## PROBLEM TO WORK ON:
Every line of the data needs to be returned exactly.

## DATA EXTRACT:
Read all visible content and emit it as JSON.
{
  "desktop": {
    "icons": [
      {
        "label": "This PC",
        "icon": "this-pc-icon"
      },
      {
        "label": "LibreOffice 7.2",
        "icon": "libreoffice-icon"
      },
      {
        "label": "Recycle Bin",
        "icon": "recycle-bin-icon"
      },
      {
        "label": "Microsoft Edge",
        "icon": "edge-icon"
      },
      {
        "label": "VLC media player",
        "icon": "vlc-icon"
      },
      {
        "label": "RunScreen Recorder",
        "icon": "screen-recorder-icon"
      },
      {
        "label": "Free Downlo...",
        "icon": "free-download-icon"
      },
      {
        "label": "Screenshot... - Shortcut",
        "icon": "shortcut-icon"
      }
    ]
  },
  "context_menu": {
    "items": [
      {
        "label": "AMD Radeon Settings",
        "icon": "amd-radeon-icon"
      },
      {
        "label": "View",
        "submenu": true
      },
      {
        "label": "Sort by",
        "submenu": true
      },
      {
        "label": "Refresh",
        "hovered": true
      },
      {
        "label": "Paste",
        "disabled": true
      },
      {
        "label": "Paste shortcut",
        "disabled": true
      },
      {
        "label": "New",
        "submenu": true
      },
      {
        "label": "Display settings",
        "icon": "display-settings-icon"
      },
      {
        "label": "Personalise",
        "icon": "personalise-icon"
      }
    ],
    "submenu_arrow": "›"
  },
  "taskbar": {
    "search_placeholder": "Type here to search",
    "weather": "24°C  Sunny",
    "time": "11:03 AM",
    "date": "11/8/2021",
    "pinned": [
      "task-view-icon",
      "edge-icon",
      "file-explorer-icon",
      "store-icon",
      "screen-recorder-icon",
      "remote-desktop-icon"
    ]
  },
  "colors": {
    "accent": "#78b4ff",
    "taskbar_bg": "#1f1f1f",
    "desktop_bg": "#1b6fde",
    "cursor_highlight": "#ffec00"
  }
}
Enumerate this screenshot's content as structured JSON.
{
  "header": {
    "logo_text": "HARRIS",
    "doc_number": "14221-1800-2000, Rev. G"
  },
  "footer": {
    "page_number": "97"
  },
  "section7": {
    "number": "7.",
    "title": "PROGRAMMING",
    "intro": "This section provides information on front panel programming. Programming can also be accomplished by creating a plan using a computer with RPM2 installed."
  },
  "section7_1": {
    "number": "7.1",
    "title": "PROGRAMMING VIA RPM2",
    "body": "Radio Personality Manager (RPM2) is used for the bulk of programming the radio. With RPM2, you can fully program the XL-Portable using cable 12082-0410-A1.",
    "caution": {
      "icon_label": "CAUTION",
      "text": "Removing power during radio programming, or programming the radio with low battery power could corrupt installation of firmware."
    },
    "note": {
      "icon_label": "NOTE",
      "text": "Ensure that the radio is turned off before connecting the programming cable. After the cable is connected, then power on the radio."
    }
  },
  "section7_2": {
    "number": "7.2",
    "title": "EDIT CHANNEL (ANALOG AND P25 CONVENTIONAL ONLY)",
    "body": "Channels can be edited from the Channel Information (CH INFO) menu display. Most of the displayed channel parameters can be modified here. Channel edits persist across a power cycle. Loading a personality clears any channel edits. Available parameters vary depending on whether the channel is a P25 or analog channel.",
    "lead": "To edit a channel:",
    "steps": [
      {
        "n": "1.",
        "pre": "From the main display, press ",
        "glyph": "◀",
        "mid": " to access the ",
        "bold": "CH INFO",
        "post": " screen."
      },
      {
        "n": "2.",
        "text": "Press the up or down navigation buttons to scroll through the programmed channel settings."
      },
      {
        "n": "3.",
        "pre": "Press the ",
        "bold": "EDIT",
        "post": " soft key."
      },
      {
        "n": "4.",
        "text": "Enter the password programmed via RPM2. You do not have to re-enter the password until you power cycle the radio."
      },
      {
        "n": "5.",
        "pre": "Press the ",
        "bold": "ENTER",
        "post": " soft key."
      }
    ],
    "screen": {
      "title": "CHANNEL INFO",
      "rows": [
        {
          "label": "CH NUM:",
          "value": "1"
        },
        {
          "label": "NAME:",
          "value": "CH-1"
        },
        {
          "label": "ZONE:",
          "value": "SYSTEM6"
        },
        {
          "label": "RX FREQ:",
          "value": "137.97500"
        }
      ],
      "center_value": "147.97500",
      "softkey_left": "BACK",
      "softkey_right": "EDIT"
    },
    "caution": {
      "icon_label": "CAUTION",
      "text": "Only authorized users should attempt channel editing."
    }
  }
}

## COMPLETED EXERCISE:
Read all visible content and emit it as JSON.
{
  "desktop": {
    "icons": [
      {
        "label": "This PC",
        "icon": "this-pc-icon"
      },
      {
        "label": "LibreOffice 7.2",
        "icon": "libreoffice-icon"
      },
      {
        "label": "Recycle Bin",
        "icon": "recycle-bin-icon"
      },
      {
        "label": "Microsoft Edge",
        "icon": "edge-icon"
      },
      {
        "label": "VLC media player",
        "icon": "vlc-icon"
      },
      {
        "label": "RunScreen Recorder",
        "icon": "screen-recorder-icon"
      },
      {
        "label": "Free Downlo...",
        "icon": "free-download-icon"
      },
      {
        "label": "Screenshot... - Shortcut",
        "icon": "shortcut-icon"
      }
    ]
  },
  "context_menu": {
    "items": [
      {
        "label": "AMD Radeon Settings",
        "icon": "amd-radeon-icon"
      },
      {
        "label": "View",
        "submenu": true
      },
      {
        "label": "Sort by",
        "submenu": true
      },
      {
        "label": "Refresh",
        "hovered": true
      },
      {
        "label": "Paste",
        "disabled": true
      },
      {
        "label": "Paste shortcut",
        "disabled": true
      },
      {
        "label": "New",
        "submenu": true
      },
      {
        "label": "Display settings",
        "icon": "display-settings-icon"
      },
      {
        "label": "Personalise",
        "icon": "personalise-icon"
      }
    ],
    "submenu_arrow": "›"
  },
  "taskbar": {
    "search_placeholder": "Type here to search",
    "weather": "24°C  Sunny",
    "time": "11:03 AM",
    "date": "11/8/2021",
    "pinned": [
      "task-view-icon",
      "edge-icon",
      "file-explorer-icon",
      "store-icon",
      "screen-recorder-icon",
      "remote-desktop-icon"
    ]
  },
  "colors": {
    "accent": "#78b4ff",
    "taskbar_bg": "#1f1f1f",
    "desktop_bg": "#1b6fde",
    "cursor_highlight": "#ffec00"
  }
}
Enumerate this screenshot's content as structured JSON.
{
  "header": {
    "logo_text": "HARRIS",
    "doc_number": "14221-1800-2000, Rev. G"
  },
  "footer": {
    "page_number": "97"
  },
  "section7": {
    "number": "7.",
    "title": "PROGRAMMING",
    "intro": "This section provides information on front panel programming. Programming can also be accomplished by creating a plan using a computer with RPM2 installed."
  },
  "section7_1": {
    "number": "7.1",
    "title": "PROGRAMMING VIA RPM2",
    "body": "Radio Personality Manager (RPM2) is used for the bulk of programming the radio. With RPM2, you can fully program the XL-Portable using cable 12082-0410-A1.",
    "caution": {
      "icon_label": "CAUTION",
      "text": "Removing power during radio programming, or programming the radio with low battery power could corrupt installation of firmware."
    },
    "note": {
      "icon_label": "NOTE",
      "text": "Ensure that the radio is turned off before connecting the programming cable. After the cable is connected, then power on the radio."
    }
  },
  "section7_2": {
    "number": "7.2",
    "title": "EDIT CHANNEL (ANALOG AND P25 CONVENTIONAL ONLY)",
    "body": "Channels can be edited from the Channel Information (CH INFO) menu display. Most of the displayed channel parameters can be modified here. Channel edits persist across a power cycle. Loading a personality clears any channel edits. Available parameters vary depending on whether the channel is a P25 or analog channel.",
    "lead": "To edit a channel:",
    "steps": [
      {
        "n": "1.",
        "pre": "From the main display, press ",
        "glyph": "◀",
        "mid": " to access the ",
        "bold": "CH INFO",
        "post": " screen."
      },
      {
        "n": "2.",
        "text": "Press the up or down navigation buttons to scroll through the programmed channel settings."
      },
      {
        "n": "3.",
        "pre": "Press the ",
        "bold": "EDIT",
        "post": " soft key."
      },
      {
        "n": "4.",
        "text": "Enter the password programmed via RPM2. You do not have to re-enter the password until you power cycle the radio."
      },
      {
        "n": "5.",
        "pre": "Press the ",
        "bold": "ENTER",
        "post": " soft key."
      }
    ],
    "screen": {
      "title": "CHANNEL INFO",
      "rows": [
        {
          "label": "CH NUM:",
          "value": "1"
        },
        {
          "label": "NAME:",
          "value": "CH-1"
        },
        {
          "label": "ZONE:",
          "value": "SYSTEM6"
        },
        {
          "label": "RX FREQ:",
          "value": "137.97500"
        }
      ],
      "center_value": "147.97500",
      "softkey_left": "BACK",
      "softkey_right": "EDIT"
    },
    "caution": {
      "icon_label": "CAUTION",
      "text": "Only authorized users should attempt channel editing."
    }
  }
}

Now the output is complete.